BEGIN

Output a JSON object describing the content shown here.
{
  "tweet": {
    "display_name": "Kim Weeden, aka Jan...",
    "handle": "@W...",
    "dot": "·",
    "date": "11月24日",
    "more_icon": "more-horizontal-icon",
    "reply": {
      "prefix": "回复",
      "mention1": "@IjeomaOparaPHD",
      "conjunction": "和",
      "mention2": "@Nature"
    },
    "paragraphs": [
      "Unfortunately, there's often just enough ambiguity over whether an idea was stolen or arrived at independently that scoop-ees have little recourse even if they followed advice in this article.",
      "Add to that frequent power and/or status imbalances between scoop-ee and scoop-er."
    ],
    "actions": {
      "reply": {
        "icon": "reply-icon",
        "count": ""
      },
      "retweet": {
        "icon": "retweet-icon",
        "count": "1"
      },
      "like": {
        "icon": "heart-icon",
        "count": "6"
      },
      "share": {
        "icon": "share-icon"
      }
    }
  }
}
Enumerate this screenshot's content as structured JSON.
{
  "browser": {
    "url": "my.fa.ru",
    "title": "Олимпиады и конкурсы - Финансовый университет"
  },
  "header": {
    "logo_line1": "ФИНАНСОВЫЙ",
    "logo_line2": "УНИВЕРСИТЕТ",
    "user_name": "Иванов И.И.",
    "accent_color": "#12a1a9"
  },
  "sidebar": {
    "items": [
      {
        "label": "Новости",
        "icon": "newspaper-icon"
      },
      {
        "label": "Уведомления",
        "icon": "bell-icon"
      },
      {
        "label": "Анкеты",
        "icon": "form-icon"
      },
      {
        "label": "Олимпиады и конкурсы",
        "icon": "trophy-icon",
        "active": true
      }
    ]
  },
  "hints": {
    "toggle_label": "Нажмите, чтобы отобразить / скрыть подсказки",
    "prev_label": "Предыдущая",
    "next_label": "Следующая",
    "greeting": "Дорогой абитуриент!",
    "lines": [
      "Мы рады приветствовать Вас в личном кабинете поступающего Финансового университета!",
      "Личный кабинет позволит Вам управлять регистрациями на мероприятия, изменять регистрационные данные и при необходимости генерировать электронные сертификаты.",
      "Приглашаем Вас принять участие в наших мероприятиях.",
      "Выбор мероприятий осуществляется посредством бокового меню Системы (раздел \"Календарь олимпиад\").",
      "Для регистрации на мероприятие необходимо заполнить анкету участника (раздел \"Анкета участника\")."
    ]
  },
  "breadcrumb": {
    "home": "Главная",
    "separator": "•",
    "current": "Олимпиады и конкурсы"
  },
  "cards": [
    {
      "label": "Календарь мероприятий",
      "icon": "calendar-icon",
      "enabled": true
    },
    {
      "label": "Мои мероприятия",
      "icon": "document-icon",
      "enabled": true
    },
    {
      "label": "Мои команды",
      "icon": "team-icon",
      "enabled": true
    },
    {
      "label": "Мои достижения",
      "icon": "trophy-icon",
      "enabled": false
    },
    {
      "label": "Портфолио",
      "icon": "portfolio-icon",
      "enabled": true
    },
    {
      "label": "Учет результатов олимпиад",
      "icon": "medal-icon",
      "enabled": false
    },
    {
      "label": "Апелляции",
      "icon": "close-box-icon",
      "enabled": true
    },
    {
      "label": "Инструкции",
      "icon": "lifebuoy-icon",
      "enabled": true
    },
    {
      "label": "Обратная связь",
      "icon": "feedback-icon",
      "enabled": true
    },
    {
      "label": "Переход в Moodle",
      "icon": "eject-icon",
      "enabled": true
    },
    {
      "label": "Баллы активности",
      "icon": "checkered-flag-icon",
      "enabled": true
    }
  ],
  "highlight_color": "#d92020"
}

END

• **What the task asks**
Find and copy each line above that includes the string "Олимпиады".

• **Task answer**
    "title": "Олимпиады и конкурсы - Финансовый университет"
        "label": "Олимпиады и конкурсы",
    "current": "Олимпиады и конкурсы"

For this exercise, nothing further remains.